■ Task prompt
Leaving the pictures aside, reproduce the data in full and word for word.

■ The data
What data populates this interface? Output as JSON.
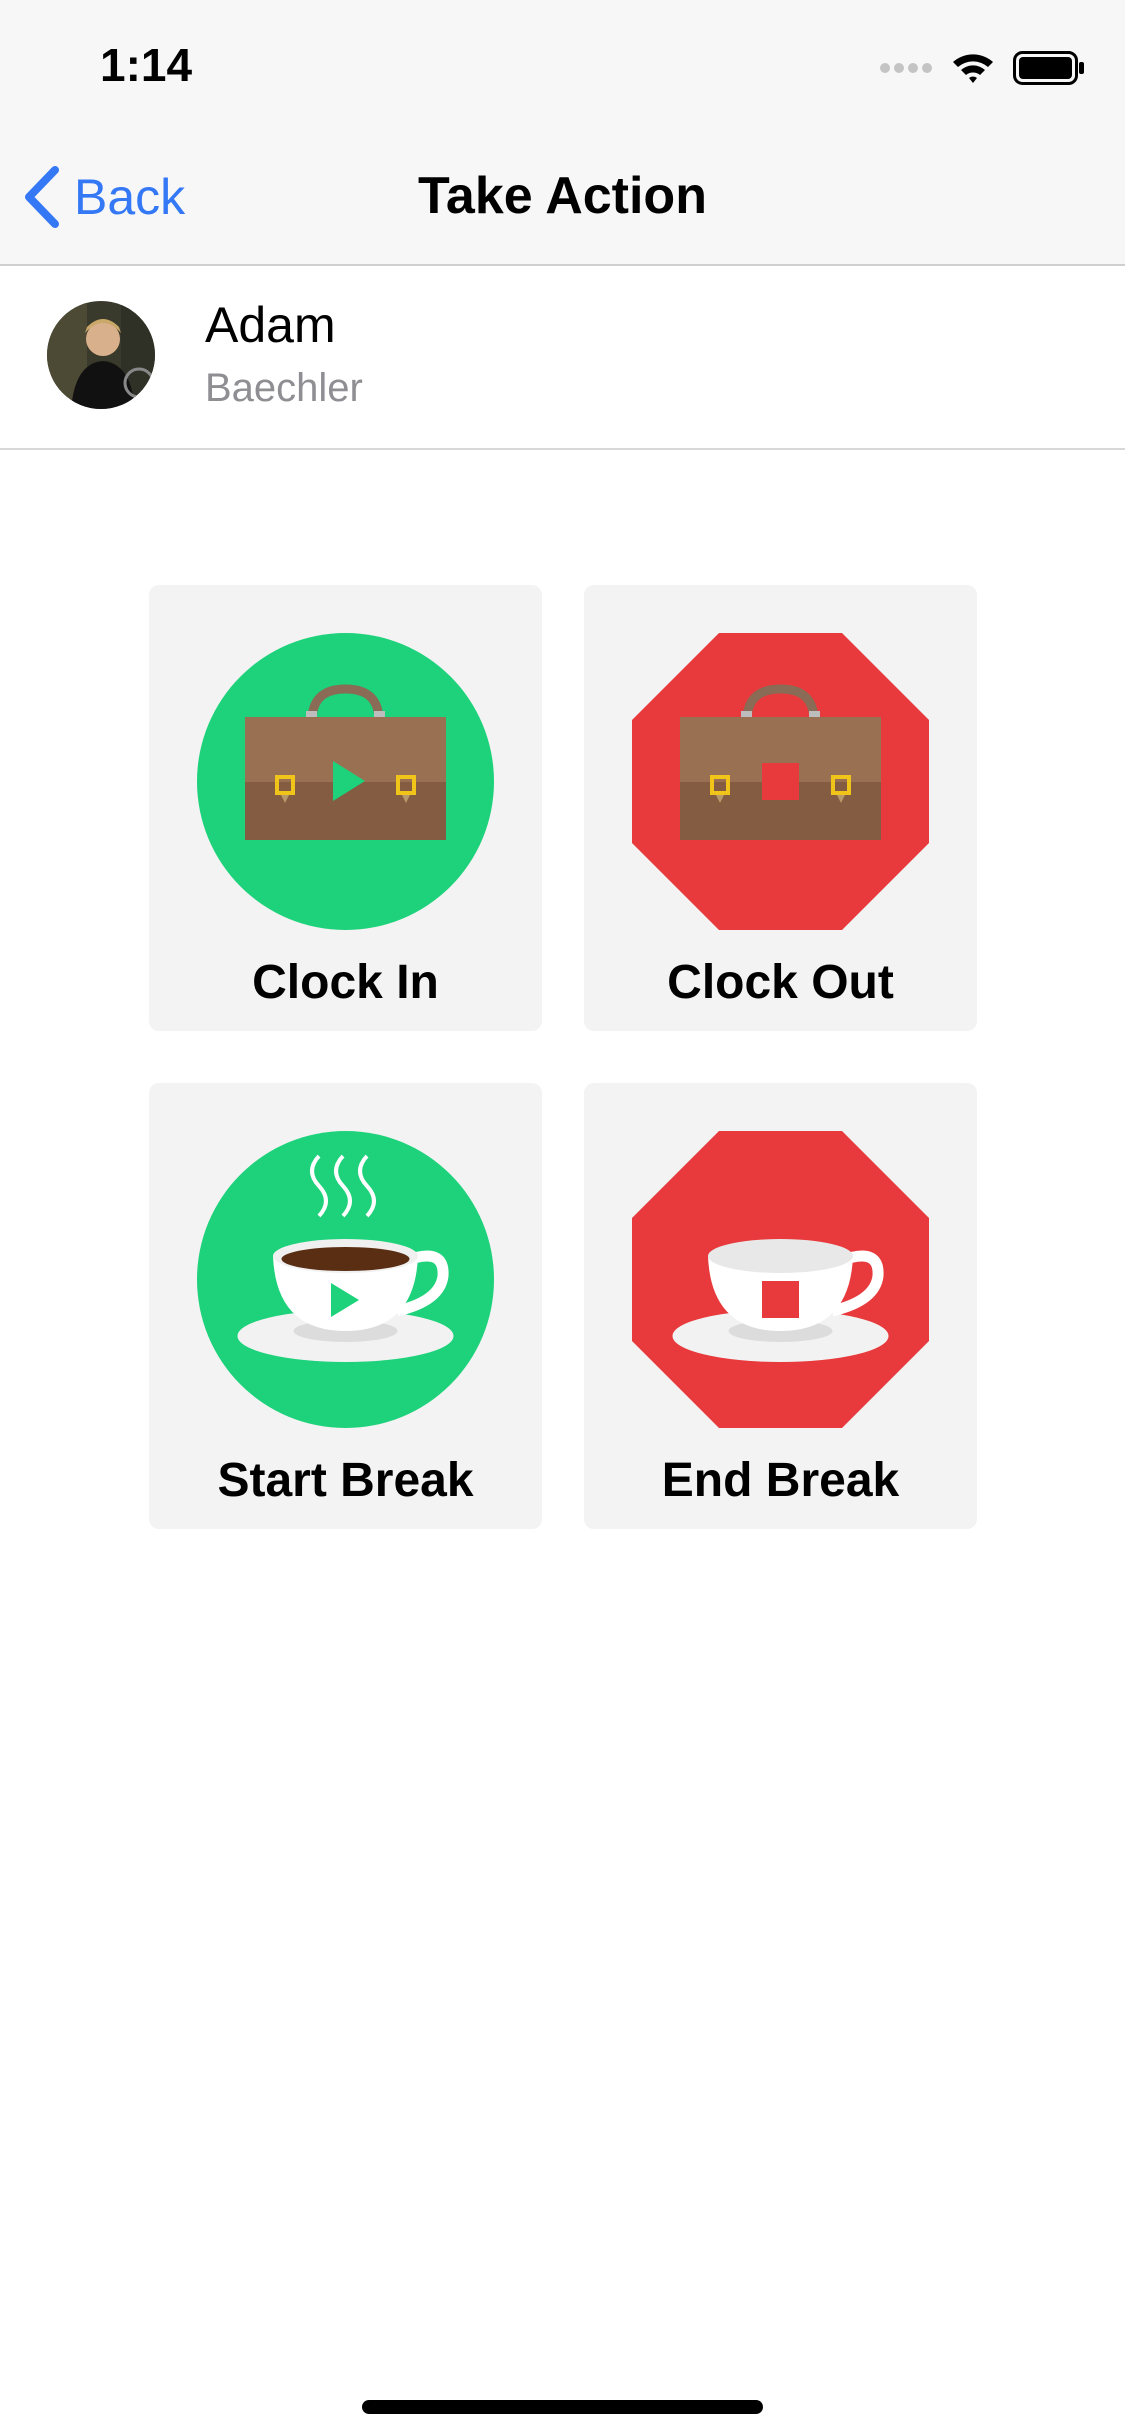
{
  "status_bar": {
    "time": "1:14"
  },
  "nav": {
    "back_label": "Back",
    "title": "Take Action"
  },
  "profile": {
    "first_name": "Adam",
    "last_name": "Baechler"
  },
  "actions": [
    {
      "label": "Clock In",
      "icon": "briefcase-play-icon",
      "shape": "circle",
      "color": "#1dd27a"
    },
    {
      "label": "Clock Out",
      "icon": "briefcase-stop-icon",
      "shape": "octagon",
      "color": "#e83a3c"
    },
    {
      "label": "Start Break",
      "icon": "coffee-play-icon",
      "shape": "circle",
      "color": "#1dd27a"
    },
    {
      "label": "End Break",
      "icon": "coffee-stop-icon",
      "shape": "octagon",
      "color": "#e83a3c"
    }
  ],
  "colors": {
    "accent": "#3478f6",
    "green": "#1dd27a",
    "red": "#e83a3c",
    "tile_bg": "#f3f3f3"
  }
}
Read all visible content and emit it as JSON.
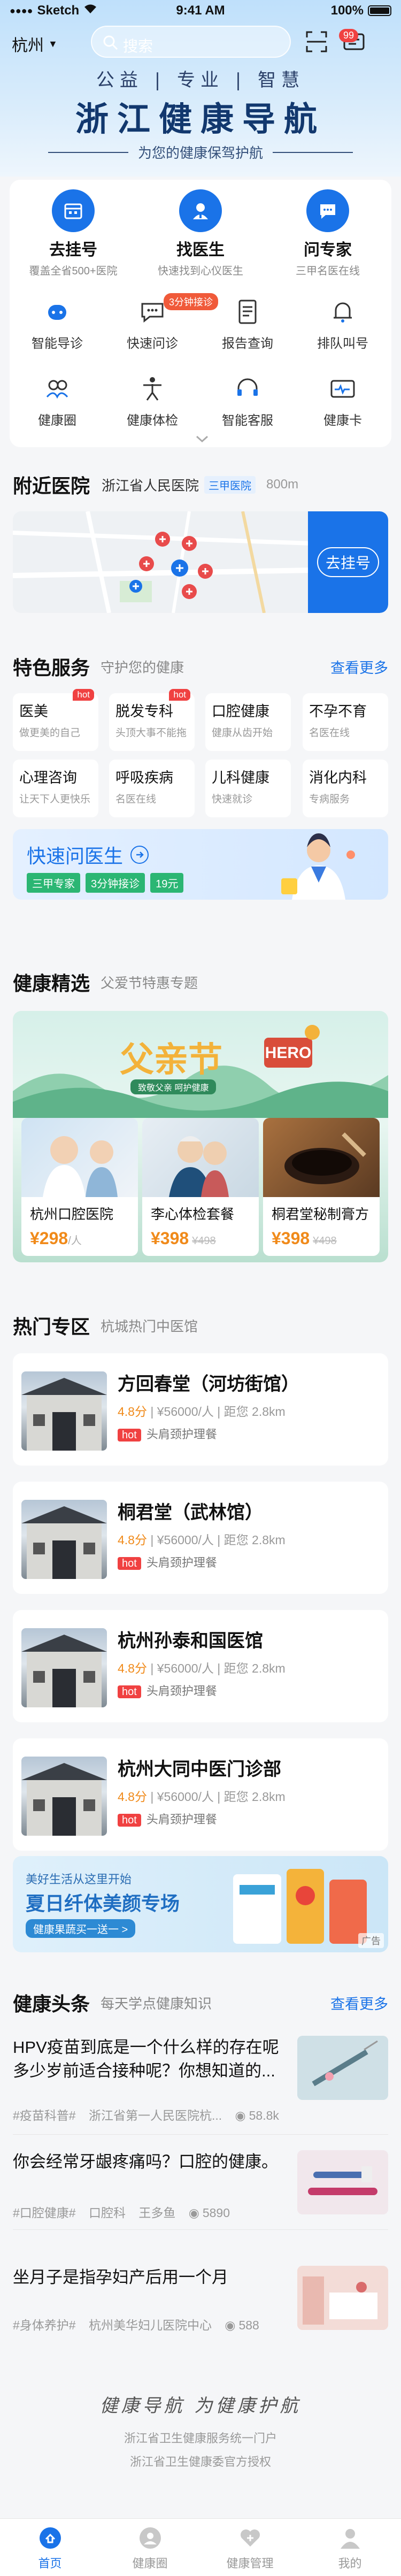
{
  "status": {
    "carrier": "Sketch",
    "time": "9:41 AM",
    "battery": "100%"
  },
  "topbar": {
    "city": "杭州",
    "search_placeholder": "搜索",
    "badge": "99"
  },
  "hero": {
    "slogan": "公益 | 专业 | 智慧",
    "title": "浙江健康导航",
    "subtitle": "为您的健康保驾护航"
  },
  "services": {
    "primary": [
      {
        "title": "去挂号",
        "sub": "覆盖全省500+医院",
        "icon": "calendar-icon"
      },
      {
        "title": "找医生",
        "sub": "快速找到心仪医生",
        "icon": "doctor-icon"
      },
      {
        "title": "问专家",
        "sub": "三甲名医在线",
        "icon": "chat-icon"
      }
    ],
    "grid": [
      {
        "label": "智能导诊",
        "icon": "robot-icon"
      },
      {
        "label": "快速问诊",
        "icon": "message-icon"
      },
      {
        "label": "报告查询",
        "icon": "report-icon"
      },
      {
        "label": "排队叫号",
        "icon": "bell-icon"
      },
      {
        "label": "健康圈",
        "icon": "community-icon"
      },
      {
        "label": "健康体检",
        "icon": "body-icon"
      },
      {
        "label": "智能客服",
        "icon": "headset-icon"
      },
      {
        "label": "健康卡",
        "icon": "card-icon"
      }
    ],
    "wait_tag": "3分钟接诊"
  },
  "nearby": {
    "title": "附近医院",
    "hospital": "浙江省人民医院",
    "level": "三甲医院",
    "distance": "800m",
    "button": "去挂号"
  },
  "special": {
    "title": "特色服务",
    "sub": "守护您的健康",
    "more": "查看更多",
    "items": [
      {
        "title": "医美",
        "sub": "做更美的自己",
        "hot": "hot"
      },
      {
        "title": "脱发专科",
        "sub": "头顶大事不能拖",
        "hot": "hot"
      },
      {
        "title": "口腔健康",
        "sub": "健康从齿开始",
        "hot": ""
      },
      {
        "title": "不孕不育",
        "sub": "名医在线",
        "hot": ""
      },
      {
        "title": "心理咨询",
        "sub": "让天下人更快乐",
        "hot": ""
      },
      {
        "title": "呼吸疾病",
        "sub": "名医在线",
        "hot": ""
      },
      {
        "title": "儿科健康",
        "sub": "快速就诊",
        "hot": ""
      },
      {
        "title": "消化内科",
        "sub": "专病服务",
        "hot": ""
      }
    ],
    "quick": {
      "title": "快速问医生",
      "tags": [
        "三甲专家",
        "3分钟接诊",
        "19元"
      ]
    }
  },
  "health": {
    "title": "健康精选",
    "sub": "父爱节特惠专题",
    "banner_title": "父亲节",
    "banner_sub": "致敬父亲 呵护健康",
    "products": [
      {
        "name": "杭州口腔医院",
        "price": "¥298",
        "unit": "/人",
        "old": ""
      },
      {
        "name": "李心体检套餐",
        "price": "¥398",
        "unit": "",
        "old": "¥498"
      },
      {
        "name": "桐君堂秘制膏方",
        "price": "¥398",
        "unit": "",
        "old": "¥498"
      }
    ]
  },
  "hot_zone": {
    "title": "热门专区",
    "sub": "杭城热门中医馆",
    "items": [
      {
        "name": "方回春堂（河坊街馆）",
        "rating": "4.8分",
        "price": "¥56000/人",
        "distance": "距您 2.8km",
        "tag": "hot",
        "service": "头肩颈护理餐"
      },
      {
        "name": "桐君堂（武林馆）",
        "rating": "4.8分",
        "price": "¥56000/人",
        "distance": "距您 2.8km",
        "tag": "hot",
        "service": "头肩颈护理餐"
      },
      {
        "name": "杭州孙泰和国医馆",
        "rating": "4.8分",
        "price": "¥56000/人",
        "distance": "距您 2.8km",
        "tag": "hot",
        "service": "头肩颈护理餐"
      },
      {
        "name": "杭州大同中医门诊部",
        "rating": "4.8分",
        "price": "¥56000/人",
        "distance": "距您 2.8km",
        "tag": "hot",
        "service": "头肩颈护理餐"
      }
    ]
  },
  "ad": {
    "line1": "美好生活从这里开始",
    "line2": "夏日纤体美颜专场",
    "line3": "健康果蔬买一送一 >",
    "tag": "广告"
  },
  "news": {
    "title": "健康头条",
    "sub": "每天学点健康知识",
    "more": "查看更多",
    "items": [
      {
        "title": "HPV疫苗到底是一个什么样的存在呢多少岁前适合接种呢？你想知道的...",
        "tag": "#疫苗科普#",
        "source": "浙江省第一人民医院杭...",
        "views": "58.8k"
      },
      {
        "title": "你会经常牙龈疼痛吗？口腔的健康。",
        "tag": "#口腔健康#",
        "source": "口腔科",
        "author": "王多鱼",
        "views": "5890"
      },
      {
        "title": "坐月子是指孕妇产后用一个月",
        "tag": "#身体养护#",
        "source": "杭州美华妇儿医院中心",
        "views": "588"
      }
    ]
  },
  "footer": {
    "slogan": "健康导航 为健康护航",
    "line1": "浙江省卫生健康服务统一门户",
    "line2": "浙江省卫生健康委官方授权"
  },
  "tabs": [
    "首页",
    "健康圈",
    "健康管理",
    "我的"
  ],
  "colors": {
    "primary": "#1a73e8",
    "hot": "#f04141",
    "price": "#f08a1a",
    "green": "#2bb673"
  }
}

■ Solution for this problem
What data populates this interface? Output as JSON.
{
  "status_bar": {
    "time": "1:14"
  },
  "nav": {
    "back_label": "Back",
    "title": "Take Action"
  },
  "profile": {
    "first_name": "Adam",
    "last_name": "Baechler"
  },
  "actions": [
    {
      "label": "Clock In",
      "icon": "briefcase-play-icon",
      "shape": "circle",
      "color": "#1dd27a"
    },
    {
      "label": "Clock Out",
      "icon": "briefcase-stop-icon",
      "shape": "octagon",
      "color": "#e83a3c"
    },
    {
      "label": "Start Break",
      "icon": "coffee-play-icon",
      "shape": "circle",
      "color": "#1dd27a"
    },
    {
      "label": "End Break",
      "icon": "coffee-stop-icon",
      "shape": "octagon",
      "color": "#e83a3c"
    }
  ],
  "colors": {
    "accent": "#3478f6",
    "green": "#1dd27a",
    "red": "#e83a3c",
    "tile_bg": "#f3f3f3"
  }
}
Read all visible content and emit it as JSON.
{
  "status": {
    "carrier": "Sketch",
    "time": "9:41 AM",
    "battery": "100%"
  },
  "topbar": {
    "city": "杭州",
    "search_placeholder": "搜索",
    "badge": "99"
  },
  "hero": {
    "slogan": "公益 | 专业 | 智慧",
    "title": "浙江健康导航",
    "subtitle": "为您的健康保驾护航"
  },
  "services": {
    "primary": [
      {
        "title": "去挂号",
        "sub": "覆盖全省500+医院",
        "icon": "calendar-icon"
      },
      {
        "title": "找医生",
        "sub": "快速找到心仪医生",
        "icon": "doctor-icon"
      },
      {
        "title": "问专家",
        "sub": "三甲名医在线",
        "icon": "chat-icon"
      }
    ],
    "grid": [
      {
        "label": "智能导诊",
        "icon": "robot-icon"
      },
      {
        "label": "快速问诊",
        "icon": "message-icon"
      },
      {
        "label": "报告查询",
        "icon": "report-icon"
      },
      {
        "label": "排队叫号",
        "icon": "bell-icon"
      },
      {
        "label": "健康圈",
        "icon": "community-icon"
      },
      {
        "label": "健康体检",
        "icon": "body-icon"
      },
      {
        "label": "智能客服",
        "icon": "headset-icon"
      },
      {
        "label": "健康卡",
        "icon": "card-icon"
      }
    ],
    "wait_tag": "3分钟接诊"
  },
  "nearby": {
    "title": "附近医院",
    "hospital": "浙江省人民医院",
    "level": "三甲医院",
    "distance": "800m",
    "button": "去挂号"
  },
  "special": {
    "title": "特色服务",
    "sub": "守护您的健康",
    "more": "查看更多",
    "items": [
      {
        "title": "医美",
        "sub": "做更美的自己",
        "hot": "hot"
      },
      {
        "title": "脱发专科",
        "sub": "头顶大事不能拖",
        "hot": "hot"
      },
      {
        "title": "口腔健康",
        "sub": "健康从齿开始",
        "hot": ""
      },
      {
        "title": "不孕不育",
        "sub": "名医在线",
        "hot": ""
      },
      {
        "title": "心理咨询",
        "sub": "让天下人更快乐",
        "hot": ""
      },
      {
        "title": "呼吸疾病",
        "sub": "名医在线",
        "hot": ""
      },
      {
        "title": "儿科健康",
        "sub": "快速就诊",
        "hot": ""
      },
      {
        "title": "消化内科",
        "sub": "专病服务",
        "hot": ""
      }
    ],
    "quick": {
      "title": "快速问医生",
      "tags": [
        "三甲专家",
        "3分钟接诊",
        "19元"
      ]
    }
  },
  "health": {
    "title": "健康精选",
    "sub": "父爱节特惠专题",
    "banner_title": "父亲节",
    "banner_sub": "致敬父亲 呵护健康",
    "products": [
      {
        "name": "杭州口腔医院",
        "price": "¥298",
        "unit": "/人",
        "old": ""
      },
      {
        "name": "李心体检套餐",
        "price": "¥398",
        "unit": "",
        "old": "¥498"
      },
      {
        "name": "桐君堂秘制膏方",
        "price": "¥398",
        "unit": "",
        "old": "¥498"
      }
    ]
  },
  "hot_zone": {
    "title": "热门专区",
    "sub": "杭城热门中医馆",
    "items": [
      {
        "name": "方回春堂（河坊街馆）",
        "rating": "4.8分",
        "price": "¥56000/人",
        "distance": "距您 2.8km",
        "tag": "hot",
        "service": "头肩颈护理餐"
      },
      {
        "name": "桐君堂（武林馆）",
        "rating": "4.8分",
        "price": "¥56000/人",
        "distance": "距您 2.8km",
        "tag": "hot",
        "service": "头肩颈护理餐"
      },
      {
        "name": "杭州孙泰和国医馆",
        "rating": "4.8分",
        "price": "¥56000/人",
        "distance": "距您 2.8km",
        "tag": "hot",
        "service": "头肩颈护理餐"
      },
      {
        "name": "杭州大同中医门诊部",
        "rating": "4.8分",
        "price": "¥56000/人",
        "distance": "距您 2.8km",
        "tag": "hot",
        "service": "头肩颈护理餐"
      }
    ]
  },
  "ad": {
    "line1": "美好生活从这里开始",
    "line2": "夏日纤体美颜专场",
    "line3": "健康果蔬买一送一 >",
    "tag": "广告"
  },
  "news": {
    "title": "健康头条",
    "sub": "每天学点健康知识",
    "more": "查看更多",
    "items": [
      {
        "title": "HPV疫苗到底是一个什么样的存在呢多少岁前适合接种呢？你想知道的...",
        "tag": "#疫苗科普#",
        "source": "浙江省第一人民医院杭...",
        "views": "58.8k"
      },
      {
        "title": "你会经常牙龈疼痛吗？口腔的健康。",
        "tag": "#口腔健康#",
        "source": "口腔科",
        "author": "王多鱼",
        "views": "5890"
      },
      {
        "title": "坐月子是指孕妇产后用一个月",
        "tag": "#身体养护#",
        "source": "杭州美华妇儿医院中心",
        "views": "588"
      }
    ]
  },
  "footer": {
    "slogan": "健康导航 为健康护航",
    "line1": "浙江省卫生健康服务统一门户",
    "line2": "浙江省卫生健康委官方授权"
  },
  "tabs": [
    "首页",
    "健康圈",
    "健康管理",
    "我的"
  ],
  "colors": {
    "primary": "#1a73e8",
    "hot": "#f04141",
    "price": "#f08a1a",
    "green": "#2bb673"
  }
}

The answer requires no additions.